10. 10. Periodic Law  States that the repeating chemical and physical properties of elements change periodically with the atomic numbers of the elements.
11. 11. Periods  Periods: horizontal rows of elements (7)  Just as the number of protons changes as you move from left to right across the periodic table, so does the number of electrons.  Remember that sentences are written in rows and end with a period.
12. 12. Groups  Groups: Vertical column of elements on the periodic table (18)  Remember that group is spelled group and groups go up and down.  Elements in the same group have the same number of valence electrons.
13. 13. Groups  Remember, valence electrons determine an element’s properties so all elements in the same group have similar properties.  What makes them different then???

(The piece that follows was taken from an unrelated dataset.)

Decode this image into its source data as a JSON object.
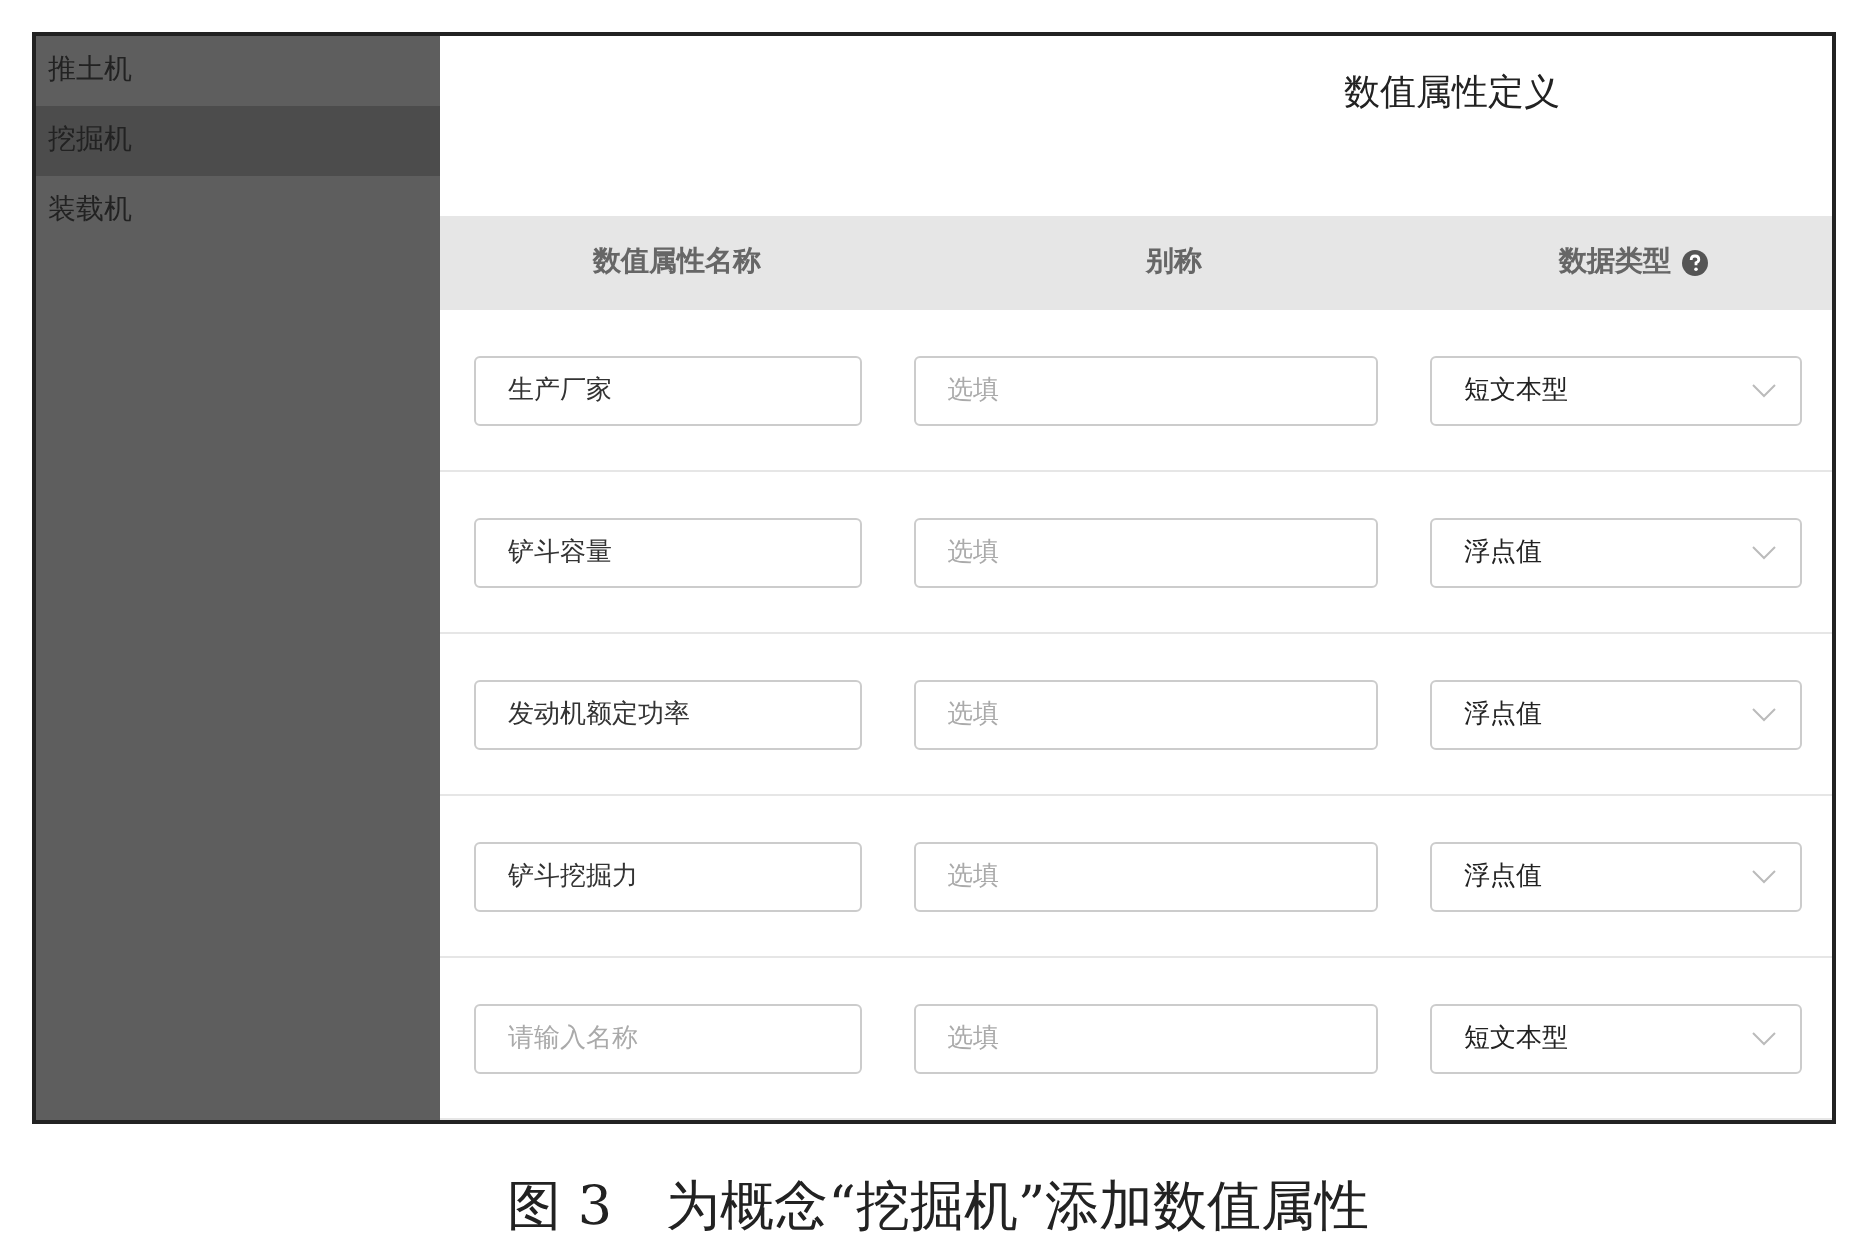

14. 14. Oxidation Number  Tells how many electrons can be gained or lost when an element reacts with other elements.  A positive oxidation number means it will LOSE electrons (Ex. Sodium= +1)  A negative oxidation number means it will GAIN electrons (Ex. Oxygen= -2)
15. 15. (Group 14 has + or – 4)

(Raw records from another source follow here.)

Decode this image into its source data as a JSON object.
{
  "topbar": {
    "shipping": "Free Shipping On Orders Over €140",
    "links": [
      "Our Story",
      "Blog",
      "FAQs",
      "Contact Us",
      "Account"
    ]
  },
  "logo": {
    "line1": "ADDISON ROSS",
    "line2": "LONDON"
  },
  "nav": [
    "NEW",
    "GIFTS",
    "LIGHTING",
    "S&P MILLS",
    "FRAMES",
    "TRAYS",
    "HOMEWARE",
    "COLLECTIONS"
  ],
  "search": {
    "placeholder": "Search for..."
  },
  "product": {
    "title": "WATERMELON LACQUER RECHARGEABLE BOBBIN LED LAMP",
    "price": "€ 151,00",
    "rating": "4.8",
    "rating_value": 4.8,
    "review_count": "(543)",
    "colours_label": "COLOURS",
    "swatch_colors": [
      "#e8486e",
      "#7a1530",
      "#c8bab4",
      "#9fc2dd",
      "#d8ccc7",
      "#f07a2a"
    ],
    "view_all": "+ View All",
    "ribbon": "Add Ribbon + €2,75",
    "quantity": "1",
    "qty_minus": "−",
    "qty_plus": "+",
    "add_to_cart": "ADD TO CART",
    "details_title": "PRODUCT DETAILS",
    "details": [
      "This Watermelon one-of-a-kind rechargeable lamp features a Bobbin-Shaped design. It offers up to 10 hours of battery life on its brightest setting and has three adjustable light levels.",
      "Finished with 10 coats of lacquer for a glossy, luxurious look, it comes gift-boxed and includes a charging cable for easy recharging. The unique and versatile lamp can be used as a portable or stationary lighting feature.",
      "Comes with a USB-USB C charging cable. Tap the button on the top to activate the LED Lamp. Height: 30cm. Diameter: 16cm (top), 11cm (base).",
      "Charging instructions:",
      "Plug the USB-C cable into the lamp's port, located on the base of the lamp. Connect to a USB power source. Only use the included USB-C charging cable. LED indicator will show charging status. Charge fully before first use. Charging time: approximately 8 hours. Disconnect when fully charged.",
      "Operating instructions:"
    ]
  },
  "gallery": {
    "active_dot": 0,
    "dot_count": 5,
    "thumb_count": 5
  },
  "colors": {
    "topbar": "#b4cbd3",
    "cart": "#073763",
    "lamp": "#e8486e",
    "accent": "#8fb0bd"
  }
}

16. 16. Families of Elements  Think of each element as a member of a family that is related to other elements nearby.  Elements are classified as metals, nonmetals or metalloids  Groups are sometimes referred to as families
17. 17. Metals  Physical Properties: Shiny (luster), good conductors, high density, ductile (can be made into thin wires), malleable (can be hammered into thin sheets) and most are silver  Chemical Properties: Corrosion (wearing away because of a chemical reaction with water), reactivity (bond with other atoms)

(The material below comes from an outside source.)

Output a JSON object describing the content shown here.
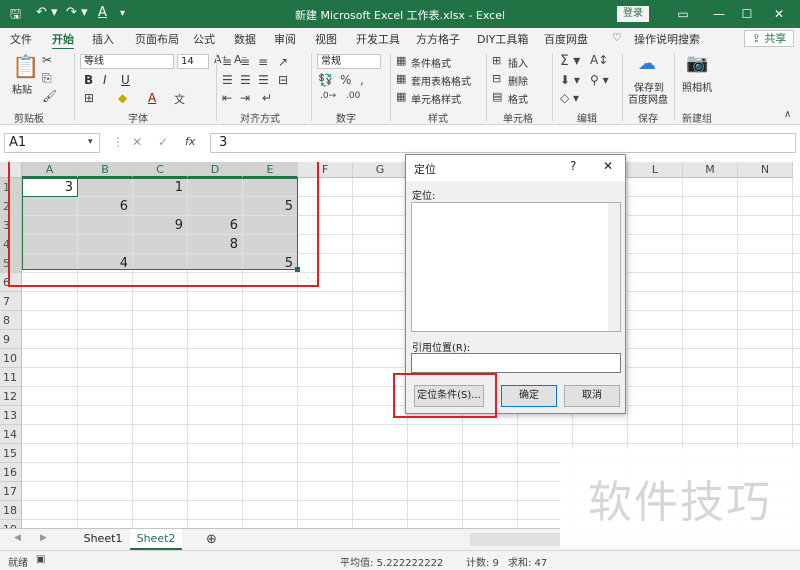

18. 18. Metals
19. 19. Types of Metals 1. Alkali Metals: very reactive 2. Alkaline-Earth Metals: form compounds that are found in our bodies (calcium and magnesium compounds) 3. Transition Metals: the properties gradually change from being more similar to Group 2 to being more like Group 13 (Gold, Silver and Platinum)
20. 20. Nonmetals  Physical Properties: No luster, not conductors, brittle, not ductile, low density, and many are gaseous (can be solids or liquids too though)  Chemical Properties: Highly reactive  All, except for hydrogen, are on the right hand side of the periodic table.
21. 21. Types of Nonmetals 1. Halogens: Group 17 (Ex. Chlorine). Combine with most metals to form salts. 2. Noble Gases: Inert (unreactive) and do not form with other atoms to make compounds
22. 22. Metalloids (Semconductors)  Properties: shiny or dull, conductors (but not as good as metals), ductile and malleable  There are only 6 total
23. 23. Lanthanides and Actinides  Rare earth elements  Most of the actinides have been synthesized by nuclear scientists (except for uranium and thorium)
24. 24. Periodic Trends Labeling Directions 1. Label the number of valence electrons at the at the top of each group. 2. Label the oxidation number at the bottom of each group.
25. 25. 3. Label the following groups: • Alkali Metals • Alkaline Earth Metals • Transition Metals • Boron Group • Carbon Group • Nitrogen Group • Oxygen Group • Halogens (only group with all 3 states of matter!) • Noble Gases • Lanthanides • Actinides
26. 26. Valence Electrons are:  The electrons in the outermost shell  Responsible for atomic bonding  Equal to the last digit of the group number  How many valence electrons in this atom? What group would it be in? Valence electrons